Yvonne studied for her PhD at the Warwick Writing Programme and Department of English and Comparative Literary Studies, and then held an Early Career Fellowship at Warwick's Institute of Advanced Study. She says, "‘My Grandmother Was A Pink-Footed Goose’ is about migrant birds and my Swiss grandmother, who migrated first to France, then to Britain."

Speaking about the Warwick Writing Programme, Yvonne says, "I’ve never been surrounded by such supportive and inspiring people as the Writing Programme students and staff. We were always encouraged to believe in our literary talent and in our ability to succeed in a tough academic job market. I will never forget the day when Nick Lawrence and David Morley had a mock duel in Millburn House!"

My Grandmother was a Pink-Footed Goose

Yvonne Reddick


I squint north –
clouds like the sails
of a goosewinging boat.

I blow on my fists,
feel the scrunched membrane
meshing index to thumb.
Nails press like quills,
as if each finger
could sprout a pinion
and my thumb could end
in a bastard wing.

Where are the flocks?


My Mémé was bird-bone hollow, all ribstrakes and flapping bald elbows, flesh slouched over a V of sternum. Shallow breath-râles, knuckly birdleg fingers. Her English evaporated as her mind nested the tumour. The remains: “J’ai ces … hallucinations” of pools and oceans, my father webbing through air, his hands in outspread sheaves of primaries.

Plume-cinder ash when we burned Mémé. The south-easterly hush-hushed it north.


A horizon speck
sharpens into focus
as a wishbone V.

Flying at altitude,
geese pant each second,
their heartbeats must blur –
how do they snatch breath to call?

The names of their nest-sites
freeze air as I voice them:
Spitsbergen. Hvannalindir.

Touchdown of lipgloss feet
on saurian legs.
Parched beaks dapping
in algal-green pools.
The mere pours
off watermarked necks.

I wondered if anything could return
from those altitudes –

here are pink-footed geese
crying hark hark.

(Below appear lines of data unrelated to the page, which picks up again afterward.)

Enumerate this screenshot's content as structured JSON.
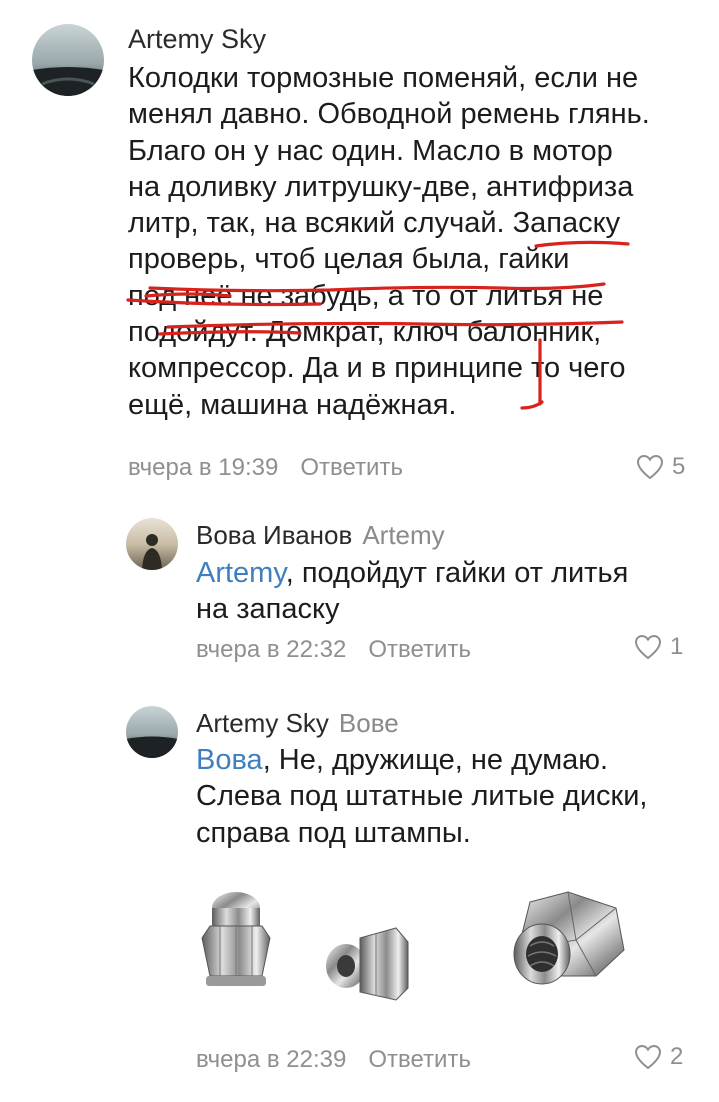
{
  "comments": [
    {
      "author": "Artemy Sky",
      "reply_to": "",
      "mention": "",
      "lines": [
        "Колодки тормозные поменяй, если не",
        "менял давно. Обводной ремень глянь.",
        "Благо он у нас один. Масло в мотор",
        "на доливку литрушку-две, антифриза",
        "литр, так, на всякий случай. Запаску",
        "проверь, чтоб целая была, гайки",
        "под неё не забудь, а то от литья не",
        "подойдут. Домкрат, ключ балонник,",
        "компрессор. Да и в принципе то чего",
        "ещё, машина надёжная."
      ],
      "time": "вчера в 19:39",
      "reply_label": "Ответить",
      "likes": "5"
    },
    {
      "author": "Вова Иванов",
      "reply_to": "Artemy",
      "mention": "Artemy",
      "lines_after_mention": [
        ", подойдут гайки от литья",
        "на запаску"
      ],
      "time": "вчера в 22:32",
      "reply_label": "Ответить",
      "likes": "1"
    },
    {
      "author": "Artemy Sky",
      "reply_to": "Вове",
      "mention": "Вова",
      "lines_after_mention": [
        ", Не, дружище, не думаю.",
        "Слева под штатные литые диски,",
        "справа под штампы."
      ],
      "time": "вчера в 22:39",
      "reply_label": "Ответить",
      "likes": "2"
    }
  ],
  "icons": {
    "like": "heart-outline-icon"
  },
  "colors": {
    "mention": "#3f7fc1",
    "meta": "#8f8f8f",
    "annotation": "#d9221c"
  }
}
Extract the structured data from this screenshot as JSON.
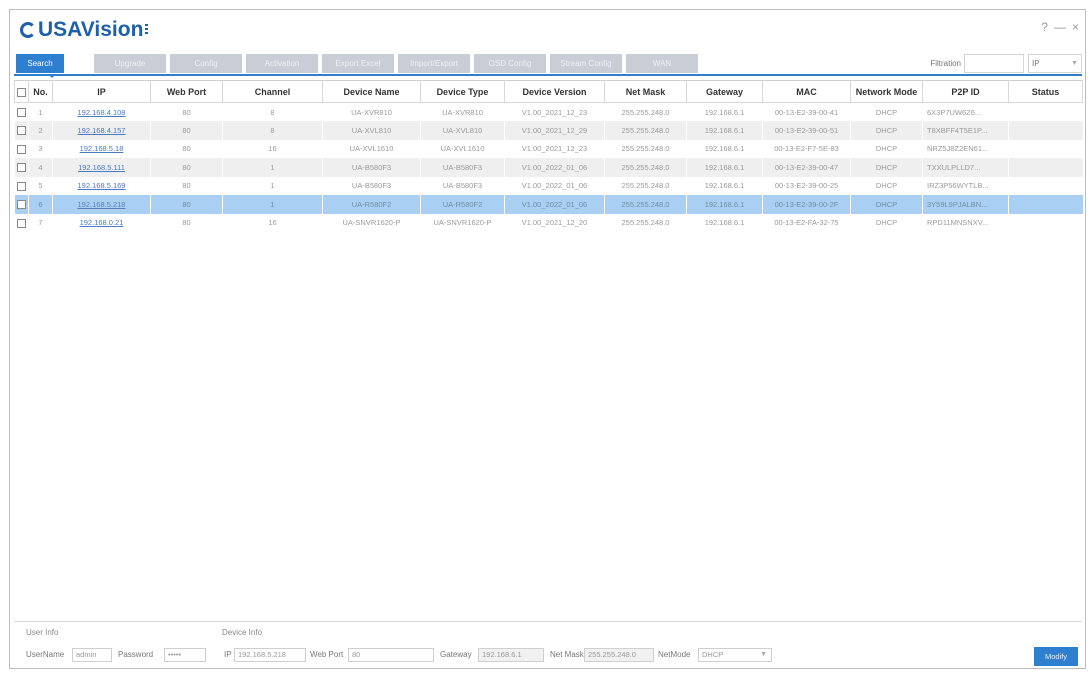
{
  "app": {
    "logo_text": "USAVision",
    "window_controls": [
      "?",
      "—",
      "×"
    ]
  },
  "toolbar": {
    "buttons": [
      {
        "label": "Search",
        "active": true
      },
      {
        "label": "Upgrade",
        "active": false
      },
      {
        "label": "Config",
        "active": false
      },
      {
        "label": "Activation",
        "active": false
      },
      {
        "label": "Export Excel",
        "active": false
      },
      {
        "label": "Import/Export",
        "active": false
      },
      {
        "label": "OSD Config",
        "active": false
      },
      {
        "label": "Stream Config",
        "active": false
      },
      {
        "label": "WAN",
        "active": false
      }
    ],
    "filtration_label": "Filtration",
    "filtration_value": "",
    "filter_type": "IP"
  },
  "table": {
    "columns": [
      "No.",
      "IP",
      "Web Port",
      "Channel",
      "Device Name",
      "Device Type",
      "Device Version",
      "Net Mask",
      "Gateway",
      "MAC",
      "Network Mode",
      "P2P ID",
      "Status"
    ],
    "rows": [
      [
        "1",
        "192.168.4.108",
        "80",
        "8",
        "UA-XVR810",
        "UA-XVR810",
        "V1.00_2021_12_23",
        "255.255.248.0",
        "192.168.6.1",
        "00-13-E2-39-00-41",
        "DHCP",
        "6X3P7UW6Z6...",
        ""
      ],
      [
        "2",
        "192.168.4.157",
        "80",
        "8",
        "UA-XVL810",
        "UA-XVL810",
        "V1.00_2021_12_29",
        "255.255.248.0",
        "192.168.6.1",
        "00-13-E2-39-00-51",
        "DHCP",
        "T8XBFF4T5E1P...",
        ""
      ],
      [
        "3",
        "192.168.5.18",
        "80",
        "16",
        "UA-XVL1610",
        "UA-XVL1610",
        "V1.00_2021_12_23",
        "255.255.248.0",
        "192.168.6.1",
        "00-13-E2-F7-5E-83",
        "DHCP",
        "NRZ5J8Z2EN61...",
        ""
      ],
      [
        "4",
        "192.168.5.111",
        "80",
        "1",
        "UA-B580F3",
        "UA-B580F3",
        "V1.00_2022_01_06",
        "255.255.248.0",
        "192.168.6.1",
        "00-13-E2-39-00-47",
        "DHCP",
        "TXXULPLLD7...",
        ""
      ],
      [
        "5",
        "192.168.5.169",
        "80",
        "1",
        "UA-B580F3",
        "UA-B580F3",
        "V1.00_2022_01_06",
        "255.255.248.0",
        "192.168.6.1",
        "00-13-E2-39-00-25",
        "DHCP",
        "IRZ3P56WYTLB...",
        ""
      ],
      [
        "6",
        "192.168.5.218",
        "80",
        "1",
        "UA-R580F2",
        "UA-R580F2",
        "V1.00_2022_01_06",
        "255.255.248.0",
        "192.168.6.1",
        "00-13-E2-39-00-2F",
        "DHCP",
        "3Y59L9PJALBN...",
        ""
      ],
      [
        "7",
        "192.168.0.21",
        "80",
        "16",
        "UA-SNVR1620-P",
        "UA-SNVR1620-P",
        "V1.00_2021_12_20",
        "255.255.248.0",
        "192.168.6.1",
        "00-13-E2-FA-32-75",
        "DHCP",
        "RPD11MNSNXV...",
        ""
      ]
    ],
    "selected_row": 5
  },
  "user_info": {
    "section_label": "User Info",
    "username_label": "UserName",
    "username_value": "admin",
    "password_label": "Password",
    "password_value": "•••••"
  },
  "device_info": {
    "section_label": "Device Info",
    "ip_label": "IP",
    "ip_value": "192.168.5.218",
    "web_port_label": "Web Port",
    "web_port_value": "80",
    "gateway_label": "Gateway",
    "gateway_value": "192.168.6.1",
    "net_mask_label": "Net Mask",
    "net_mask_value": "255.255.248.0",
    "net_mode_label": "NetMode",
    "net_mode_value": "DHCP"
  },
  "modify_button": "Modify",
  "colors": {
    "accent": "#2f7fd0",
    "selected_row": "#a9d0f2",
    "disabled_button": "#c9ced6"
  }
}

Yvonne Reddick is a writer and academic researcher. She grew up between Glasgow, Kuwait City, Chambéry and Berkshire. Educated at the Universities of Cambridge and Warwick, she has held research fellowships at Warwick and the University of Central Lancashire. She publishes scholarly articles, poetry and prose nature-writing. Her poems have been chosen to be displayed at the New Hall Art Collection, Cambridge, and to be seen by 3,500,000 people at the 2015 Blackpool Illuminations.